Table of Contents

- 1 What is considered a good payback period?
- 2 What is average payback period?
- 3 What is a good accounting rate of return?
- 4 When should payback period be used?
- 5 How do you calculate payback years?
- 6 What is the payback period model?
- 7 What is payback reciprocal?
- 8 Why is payback period not appropriate?
- 9 Is there a payback period of 4 years?
- 10 How is the payback period of an investment related to its desirability?

## What is considered a good payback period?

The usual payback period for an investment in an existing small business is 1,5 – 3,0 years, all over the world, where the payback period is calculated as the ratio of total investment to SDE.

## What is average payback period?

Average Payback Period is a method that indicates in what time the initial investment should be repaid ( at a uniform implementation of cash flows).

**What is the payback period for the construction project example?**

The Payback Period formula is simple. For example, an initial investment of $1,000,000 generates $250,000 per year of revenue. The payback period is $1,000,000 / $250,000 = 4 years.

### What is a good accounting rate of return?

If the ARR is equal to or greater than the required rate of return, the project is acceptable. If it is less than the desired rate, it should be rejected. When comparing investments, the higher the ARR, the more attractive the investment. More than half of large firms calculate ARR when appraising projects.

### When should payback period be used?

The payback period is an effective measure of investment risk. It is widely used when liquidity is an important criteria to choose a project. Payback period method is suitable for projects of small investments. It not worth spending much time and effort in sophisticated economic analysis in such projects.

**What is maximum payback period?**

Payback period – even cash inflows If cash inflows from the project are even, then the payback period is calculated by taking the initial investment cost divided by the annual cash inflow. Managements maximum desired payback period is 7 years.

#### How do you calculate payback years?

To calculate the payback period you can use the mathematical formula: Payback Period = Initial investment / Cash flow per year For example, you have invested Rs 1,00,000 with an annual payback of Rs 20,000. Payback Period = 1,00,000/20,000 = 5 years.

#### What is the payback period model?

The payback period is the number of months or years it takes to return the initial investment. To calculate a more exact payback period: payback period = amount to be invested / estimated annual net cash flow.

**What is payback in building construction?**

NRM3: Order of cost estimating and cost planning for building maintenance works, suggests that the ‘payback period’ (PB) is: …the measure of how long it takes to recover initial investment costs and is a useful basis for evaluating alternative investment options.

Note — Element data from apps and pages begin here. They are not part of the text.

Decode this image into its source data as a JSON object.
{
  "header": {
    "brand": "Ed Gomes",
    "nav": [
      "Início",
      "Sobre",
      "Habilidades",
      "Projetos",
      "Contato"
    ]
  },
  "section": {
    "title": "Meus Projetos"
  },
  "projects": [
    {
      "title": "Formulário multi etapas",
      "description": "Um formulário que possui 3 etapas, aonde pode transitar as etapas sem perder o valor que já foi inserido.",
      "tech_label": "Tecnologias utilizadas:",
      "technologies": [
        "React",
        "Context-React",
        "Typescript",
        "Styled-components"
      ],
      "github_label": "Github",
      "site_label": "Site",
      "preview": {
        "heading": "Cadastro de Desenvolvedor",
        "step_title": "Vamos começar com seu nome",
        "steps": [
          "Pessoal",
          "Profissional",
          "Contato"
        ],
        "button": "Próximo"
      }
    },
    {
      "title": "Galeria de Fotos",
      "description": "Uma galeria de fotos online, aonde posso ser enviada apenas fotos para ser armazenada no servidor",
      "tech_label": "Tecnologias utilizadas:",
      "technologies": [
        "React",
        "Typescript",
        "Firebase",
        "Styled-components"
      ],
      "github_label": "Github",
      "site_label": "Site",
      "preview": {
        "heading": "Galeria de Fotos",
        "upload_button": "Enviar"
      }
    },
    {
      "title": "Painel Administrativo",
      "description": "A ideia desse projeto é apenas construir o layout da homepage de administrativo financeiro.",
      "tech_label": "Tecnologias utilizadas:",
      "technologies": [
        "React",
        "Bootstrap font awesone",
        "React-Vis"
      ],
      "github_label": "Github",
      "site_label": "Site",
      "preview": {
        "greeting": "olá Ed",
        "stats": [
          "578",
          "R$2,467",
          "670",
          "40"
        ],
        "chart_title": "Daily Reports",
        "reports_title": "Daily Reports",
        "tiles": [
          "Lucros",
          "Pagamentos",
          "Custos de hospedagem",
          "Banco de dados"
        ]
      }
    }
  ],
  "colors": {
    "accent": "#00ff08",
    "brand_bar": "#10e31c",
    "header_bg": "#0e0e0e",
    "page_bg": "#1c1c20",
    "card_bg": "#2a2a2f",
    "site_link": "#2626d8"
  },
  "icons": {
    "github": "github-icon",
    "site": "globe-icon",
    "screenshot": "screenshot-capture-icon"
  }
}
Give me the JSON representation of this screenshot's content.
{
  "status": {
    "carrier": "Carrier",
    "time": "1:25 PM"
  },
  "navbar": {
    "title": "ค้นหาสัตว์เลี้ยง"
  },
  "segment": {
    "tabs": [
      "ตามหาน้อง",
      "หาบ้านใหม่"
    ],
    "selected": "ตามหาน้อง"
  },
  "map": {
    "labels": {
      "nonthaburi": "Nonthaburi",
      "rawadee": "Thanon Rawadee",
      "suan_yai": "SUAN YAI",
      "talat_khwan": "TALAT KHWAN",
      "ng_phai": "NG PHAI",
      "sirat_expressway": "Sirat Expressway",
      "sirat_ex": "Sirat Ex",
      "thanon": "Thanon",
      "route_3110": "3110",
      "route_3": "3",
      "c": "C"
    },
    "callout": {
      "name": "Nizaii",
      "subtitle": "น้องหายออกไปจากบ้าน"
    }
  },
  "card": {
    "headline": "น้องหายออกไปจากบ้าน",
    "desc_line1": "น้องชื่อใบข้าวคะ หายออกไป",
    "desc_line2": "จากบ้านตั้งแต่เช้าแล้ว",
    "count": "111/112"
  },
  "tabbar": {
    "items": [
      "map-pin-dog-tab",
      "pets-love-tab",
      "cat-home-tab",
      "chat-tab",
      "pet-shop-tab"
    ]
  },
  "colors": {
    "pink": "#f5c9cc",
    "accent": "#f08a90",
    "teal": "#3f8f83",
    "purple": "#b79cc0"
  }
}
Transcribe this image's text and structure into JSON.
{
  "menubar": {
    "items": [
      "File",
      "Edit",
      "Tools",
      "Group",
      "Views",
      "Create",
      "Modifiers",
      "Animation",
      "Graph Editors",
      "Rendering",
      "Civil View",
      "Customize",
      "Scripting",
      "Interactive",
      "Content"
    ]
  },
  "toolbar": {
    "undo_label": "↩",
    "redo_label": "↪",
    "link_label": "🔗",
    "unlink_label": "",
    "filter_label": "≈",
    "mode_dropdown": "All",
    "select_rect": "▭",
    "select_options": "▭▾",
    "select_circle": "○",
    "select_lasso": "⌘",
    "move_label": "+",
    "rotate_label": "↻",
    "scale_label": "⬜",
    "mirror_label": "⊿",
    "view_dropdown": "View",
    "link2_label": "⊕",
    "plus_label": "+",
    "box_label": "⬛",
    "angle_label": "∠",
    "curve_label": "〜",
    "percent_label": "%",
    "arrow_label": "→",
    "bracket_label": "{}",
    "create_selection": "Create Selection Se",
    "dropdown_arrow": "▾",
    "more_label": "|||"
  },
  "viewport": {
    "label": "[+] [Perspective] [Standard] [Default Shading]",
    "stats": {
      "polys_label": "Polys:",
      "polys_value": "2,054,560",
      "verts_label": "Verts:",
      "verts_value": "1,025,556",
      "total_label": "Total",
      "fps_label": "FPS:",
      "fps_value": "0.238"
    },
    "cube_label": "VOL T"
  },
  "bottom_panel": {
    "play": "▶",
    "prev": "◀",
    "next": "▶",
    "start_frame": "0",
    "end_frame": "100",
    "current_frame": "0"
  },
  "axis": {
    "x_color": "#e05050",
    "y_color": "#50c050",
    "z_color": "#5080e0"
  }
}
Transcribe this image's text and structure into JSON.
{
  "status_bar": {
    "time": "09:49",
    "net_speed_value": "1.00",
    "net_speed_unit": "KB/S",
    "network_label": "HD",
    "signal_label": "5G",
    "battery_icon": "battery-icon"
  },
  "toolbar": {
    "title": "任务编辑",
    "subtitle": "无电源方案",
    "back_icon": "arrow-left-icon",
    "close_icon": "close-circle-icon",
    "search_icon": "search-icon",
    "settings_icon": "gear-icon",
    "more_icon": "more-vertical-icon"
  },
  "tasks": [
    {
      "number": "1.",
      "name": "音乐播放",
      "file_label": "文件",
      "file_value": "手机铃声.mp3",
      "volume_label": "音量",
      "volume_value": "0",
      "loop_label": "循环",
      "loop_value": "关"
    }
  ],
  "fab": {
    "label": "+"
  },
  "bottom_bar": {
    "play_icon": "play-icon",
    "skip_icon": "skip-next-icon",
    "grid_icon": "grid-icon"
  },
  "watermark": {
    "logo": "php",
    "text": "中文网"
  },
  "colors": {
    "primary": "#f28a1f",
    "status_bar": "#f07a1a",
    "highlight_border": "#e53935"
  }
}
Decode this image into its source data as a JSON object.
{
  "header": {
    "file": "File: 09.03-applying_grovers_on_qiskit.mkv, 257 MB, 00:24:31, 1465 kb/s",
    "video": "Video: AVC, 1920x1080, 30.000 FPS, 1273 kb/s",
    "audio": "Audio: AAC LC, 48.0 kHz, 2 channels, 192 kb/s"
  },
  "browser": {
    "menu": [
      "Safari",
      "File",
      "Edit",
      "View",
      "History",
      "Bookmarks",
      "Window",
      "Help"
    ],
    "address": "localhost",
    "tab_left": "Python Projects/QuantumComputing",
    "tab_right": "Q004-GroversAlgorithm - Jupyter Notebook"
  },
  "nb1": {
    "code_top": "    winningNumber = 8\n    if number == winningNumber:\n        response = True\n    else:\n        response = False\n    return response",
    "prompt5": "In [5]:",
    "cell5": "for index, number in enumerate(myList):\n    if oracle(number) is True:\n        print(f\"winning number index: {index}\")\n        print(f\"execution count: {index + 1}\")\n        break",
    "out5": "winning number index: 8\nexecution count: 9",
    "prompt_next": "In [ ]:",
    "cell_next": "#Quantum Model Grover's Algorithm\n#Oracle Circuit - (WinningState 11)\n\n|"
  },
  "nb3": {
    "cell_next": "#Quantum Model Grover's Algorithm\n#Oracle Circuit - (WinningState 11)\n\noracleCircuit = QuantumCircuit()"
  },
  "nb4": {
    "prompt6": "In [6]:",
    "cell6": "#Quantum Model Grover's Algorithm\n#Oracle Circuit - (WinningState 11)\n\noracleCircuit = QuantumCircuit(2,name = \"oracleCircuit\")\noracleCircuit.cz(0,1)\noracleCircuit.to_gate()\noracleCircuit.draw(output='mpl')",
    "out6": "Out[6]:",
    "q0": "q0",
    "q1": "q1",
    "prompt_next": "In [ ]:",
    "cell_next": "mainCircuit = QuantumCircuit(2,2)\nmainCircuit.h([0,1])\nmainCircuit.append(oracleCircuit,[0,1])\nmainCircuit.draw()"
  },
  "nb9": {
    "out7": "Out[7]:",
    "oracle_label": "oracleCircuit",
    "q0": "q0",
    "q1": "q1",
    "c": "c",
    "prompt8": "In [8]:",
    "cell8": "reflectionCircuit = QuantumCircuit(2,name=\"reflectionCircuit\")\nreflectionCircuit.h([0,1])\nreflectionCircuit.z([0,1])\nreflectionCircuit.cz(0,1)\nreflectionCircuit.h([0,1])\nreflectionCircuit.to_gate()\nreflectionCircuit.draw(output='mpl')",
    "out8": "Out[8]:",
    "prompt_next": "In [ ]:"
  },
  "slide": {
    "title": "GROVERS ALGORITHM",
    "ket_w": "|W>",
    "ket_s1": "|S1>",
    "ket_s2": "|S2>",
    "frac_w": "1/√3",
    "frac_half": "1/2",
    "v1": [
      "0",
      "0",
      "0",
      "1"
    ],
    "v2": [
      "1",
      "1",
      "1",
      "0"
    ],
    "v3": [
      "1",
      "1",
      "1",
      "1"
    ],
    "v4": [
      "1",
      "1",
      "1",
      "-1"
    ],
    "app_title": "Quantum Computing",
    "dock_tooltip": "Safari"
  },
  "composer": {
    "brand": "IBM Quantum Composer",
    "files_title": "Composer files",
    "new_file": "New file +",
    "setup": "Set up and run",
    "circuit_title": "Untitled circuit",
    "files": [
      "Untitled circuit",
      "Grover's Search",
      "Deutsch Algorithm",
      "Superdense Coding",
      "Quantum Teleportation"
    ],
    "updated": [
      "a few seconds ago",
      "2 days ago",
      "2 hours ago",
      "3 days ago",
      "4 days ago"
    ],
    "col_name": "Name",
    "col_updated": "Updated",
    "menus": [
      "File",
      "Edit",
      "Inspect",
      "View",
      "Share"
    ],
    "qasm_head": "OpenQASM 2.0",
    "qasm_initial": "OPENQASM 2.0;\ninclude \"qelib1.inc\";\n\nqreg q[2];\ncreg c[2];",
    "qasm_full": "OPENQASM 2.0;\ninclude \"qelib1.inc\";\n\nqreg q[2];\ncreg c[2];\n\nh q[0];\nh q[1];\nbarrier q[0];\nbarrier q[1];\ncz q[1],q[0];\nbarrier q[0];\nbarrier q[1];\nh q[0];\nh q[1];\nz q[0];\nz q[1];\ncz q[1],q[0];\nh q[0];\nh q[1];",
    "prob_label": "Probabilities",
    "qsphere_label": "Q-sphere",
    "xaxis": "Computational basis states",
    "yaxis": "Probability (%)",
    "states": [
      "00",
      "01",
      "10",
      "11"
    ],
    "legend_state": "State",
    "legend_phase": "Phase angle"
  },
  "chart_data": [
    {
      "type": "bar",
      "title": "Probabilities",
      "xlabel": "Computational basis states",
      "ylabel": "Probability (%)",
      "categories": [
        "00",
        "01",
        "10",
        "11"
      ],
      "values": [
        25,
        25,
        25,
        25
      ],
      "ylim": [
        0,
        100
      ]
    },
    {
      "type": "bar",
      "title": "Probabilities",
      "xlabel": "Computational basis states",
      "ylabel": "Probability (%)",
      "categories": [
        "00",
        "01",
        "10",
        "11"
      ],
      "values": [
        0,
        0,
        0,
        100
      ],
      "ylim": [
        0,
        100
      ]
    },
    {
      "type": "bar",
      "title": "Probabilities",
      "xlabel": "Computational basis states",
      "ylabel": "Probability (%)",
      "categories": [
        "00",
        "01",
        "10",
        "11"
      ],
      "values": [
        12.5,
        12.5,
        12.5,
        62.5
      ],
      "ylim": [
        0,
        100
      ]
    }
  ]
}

## What is payback reciprocal?

The payback reciprocal is the payback period for an investment, divided by 1. This reciprocal yields an approximation of the rate of return on an investment, though only when annual cash flows are uniformly even over the lifetime of the investment, and the cash flows from the project will continue forever.

## Why is payback period not appropriate?

Ignores the time value of money: The most serious disadvantage of the payback method is that it does not consider the time value of money. If the cash flows end at the payback period or are drastically reduced, a project might never return a profit and therefore, it would be an unwise investment.

**How is the payback period for a project calculated?**

If cash inflows from the project are even, then the payback period is calculated by taking the initial investment cost divided by the annual cash inflow. For example: Company A wants to invest in a new project. This project requires an initial investment of £30 000, and is expected to generate a cash flow of £5000 per year.

### Is there a payback period of 4 years?

Despite its obvious drawback, the payback period scores high marks on simplicity. However, most misunderstandings arise when people confuse the payback period with profit multiples. A profit multiple of four does not mean that an investor will actually receive his or her money back in four years!

The desirability of an investment is directly related to its payback period. Shorter paybacks mean more attractive investments. The payback period refers to the amount of time it takes to recover the cost of an investment or how long it takes for an investor to reach breakeven.

**How is the payback period different from net present value?**

What is the ‘Payback Period’. The payback period ignores the time value of money (TVM), unlike other methods of capital budgeting such as net present value (NPV), internal rate of return (IRR), and discounted cash flow.